* Data for processing *
┏━━
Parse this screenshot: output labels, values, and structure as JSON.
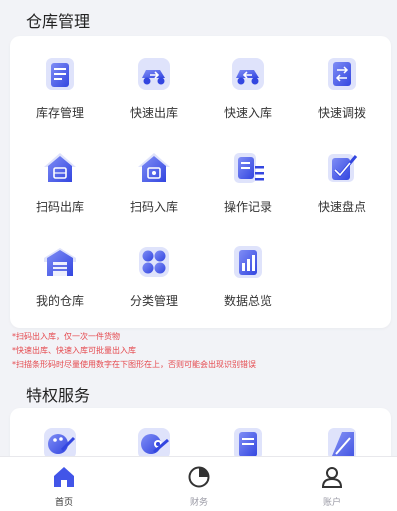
{
  "warehouse": {
    "title": "仓库管理",
    "items": [
      {
        "label": "库存管理",
        "icon": "inventory-doc-icon"
      },
      {
        "label": "快速出库",
        "icon": "truck-out-icon"
      },
      {
        "label": "快速入库",
        "icon": "truck-in-icon"
      },
      {
        "label": "快速调拨",
        "icon": "transfer-icon"
      },
      {
        "label": "扫码出库",
        "icon": "scan-house-out-icon"
      },
      {
        "label": "扫码入库",
        "icon": "scan-house-in-icon"
      },
      {
        "label": "操作记录",
        "icon": "records-icon"
      },
      {
        "label": "快速盘点",
        "icon": "stocktake-icon"
      },
      {
        "label": "我的仓库",
        "icon": "warehouse-icon"
      },
      {
        "label": "分类管理",
        "icon": "category-icon"
      },
      {
        "label": "数据总览",
        "icon": "data-chart-icon"
      }
    ],
    "notes": [
      "*扫码出入库，仅一次一件货物",
      "*快速出库、快速入库可批量出入库",
      "*扫描条形码时尽量使用数字在下图形在上，否则可能会出现识别错误"
    ]
  },
  "privileges": {
    "title": "特权服务",
    "icons": [
      "palette-icon",
      "gear-palette-icon",
      "document-icon",
      "edit-icon"
    ]
  },
  "tabbar": {
    "items": [
      {
        "label": "首页",
        "icon": "home-icon",
        "active": true
      },
      {
        "label": "财务",
        "icon": "finance-pie-icon",
        "active": false
      },
      {
        "label": "账户",
        "icon": "account-user-icon",
        "active": false
      }
    ]
  },
  "colors": {
    "accent": "#4255e8",
    "icon_light": "#dfe3fb",
    "note_red": "#e5484d"
  }
}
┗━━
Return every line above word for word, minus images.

* Your response *
Parse this screenshot: output labels, values, and structure as JSON.
{
  "warehouse": {
    "title": "仓库管理",
    "items": [
      {
        "label": "库存管理",
        "icon": "inventory-doc-icon"
      },
      {
        "label": "快速出库",
        "icon": "truck-out-icon"
      },
      {
        "label": "快速入库",
        "icon": "truck-in-icon"
      },
      {
        "label": "快速调拨",
        "icon": "transfer-icon"
      },
      {
        "label": "扫码出库",
        "icon": "scan-house-out-icon"
      },
      {
        "label": "扫码入库",
        "icon": "scan-house-in-icon"
      },
      {
        "label": "操作记录",
        "icon": "records-icon"
      },
      {
        "label": "快速盘点",
        "icon": "stocktake-icon"
      },
      {
        "label": "我的仓库",
        "icon": "warehouse-icon"
      },
      {
        "label": "分类管理",
        "icon": "category-icon"
      },
      {
        "label": "数据总览",
        "icon": "data-chart-icon"
      }
    ],
    "notes": [
      "*扫码出入库，仅一次一件货物",
      "*快速出库、快速入库可批量出入库",
      "*扫描条形码时尽量使用数字在下图形在上，否则可能会出现识别错误"
    ]
  },
  "privileges": {
    "title": "特权服务",
    "icons": [
      "palette-icon",
      "gear-palette-icon",
      "document-icon",
      "edit-icon"
    ]
  },
  "tabbar": {
    "items": [
      {
        "label": "首页",
        "icon": "home-icon",
        "active": true
      },
      {
        "label": "财务",
        "icon": "finance-pie-icon",
        "active": false
      },
      {
        "label": "账户",
        "icon": "account-user-icon",
        "active": false
      }
    ]
  },
  "colors": {
    "accent": "#4255e8",
    "icon_light": "#dfe3fb",
    "note_red": "#e5484d"
  }
}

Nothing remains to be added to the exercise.